[WHAT IS NEEDED] Return every line from the records below with the string "ТЕРАПИЯ".

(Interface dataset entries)
= Beginning of Section =
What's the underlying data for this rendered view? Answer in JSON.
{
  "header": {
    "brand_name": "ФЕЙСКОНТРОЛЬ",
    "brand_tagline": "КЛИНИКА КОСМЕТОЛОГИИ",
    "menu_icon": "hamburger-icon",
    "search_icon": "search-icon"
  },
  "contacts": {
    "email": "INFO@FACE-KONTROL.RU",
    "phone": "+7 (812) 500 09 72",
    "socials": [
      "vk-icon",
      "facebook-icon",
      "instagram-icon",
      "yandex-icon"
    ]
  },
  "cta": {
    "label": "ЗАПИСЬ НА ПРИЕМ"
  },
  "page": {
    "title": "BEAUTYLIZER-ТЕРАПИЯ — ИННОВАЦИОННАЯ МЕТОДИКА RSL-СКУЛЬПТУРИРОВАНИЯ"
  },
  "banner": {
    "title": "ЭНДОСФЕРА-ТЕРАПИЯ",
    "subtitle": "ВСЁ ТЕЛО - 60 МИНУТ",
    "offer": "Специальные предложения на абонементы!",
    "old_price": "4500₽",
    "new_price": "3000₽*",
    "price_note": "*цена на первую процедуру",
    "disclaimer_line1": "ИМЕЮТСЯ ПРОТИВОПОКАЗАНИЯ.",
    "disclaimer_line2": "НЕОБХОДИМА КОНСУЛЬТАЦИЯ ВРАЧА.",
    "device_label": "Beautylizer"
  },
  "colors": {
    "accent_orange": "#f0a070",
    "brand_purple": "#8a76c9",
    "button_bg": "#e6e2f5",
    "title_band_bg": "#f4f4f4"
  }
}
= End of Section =
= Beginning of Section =
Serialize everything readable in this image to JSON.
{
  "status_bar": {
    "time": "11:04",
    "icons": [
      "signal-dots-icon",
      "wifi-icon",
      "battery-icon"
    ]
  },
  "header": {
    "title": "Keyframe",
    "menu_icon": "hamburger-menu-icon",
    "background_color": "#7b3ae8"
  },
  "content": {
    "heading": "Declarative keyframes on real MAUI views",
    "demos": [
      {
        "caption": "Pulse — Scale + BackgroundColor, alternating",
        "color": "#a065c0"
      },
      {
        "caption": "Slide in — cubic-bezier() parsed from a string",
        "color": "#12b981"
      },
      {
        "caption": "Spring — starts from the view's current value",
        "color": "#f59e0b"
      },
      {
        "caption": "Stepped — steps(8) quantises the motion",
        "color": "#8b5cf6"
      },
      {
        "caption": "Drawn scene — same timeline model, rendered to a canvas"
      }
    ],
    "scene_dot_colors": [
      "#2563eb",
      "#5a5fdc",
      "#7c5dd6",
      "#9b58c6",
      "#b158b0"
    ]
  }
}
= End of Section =
[SOLVED EXERCISE]
    "title": "BEAUTYLIZER-ТЕРАПИЯ — ИННОВАЦИОННАЯ МЕТОДИКА RSL-СКУЛЬПТУРИРОВАНИЯ"
    "title": "ЭНДОСФЕРА-ТЕРАПИЯ",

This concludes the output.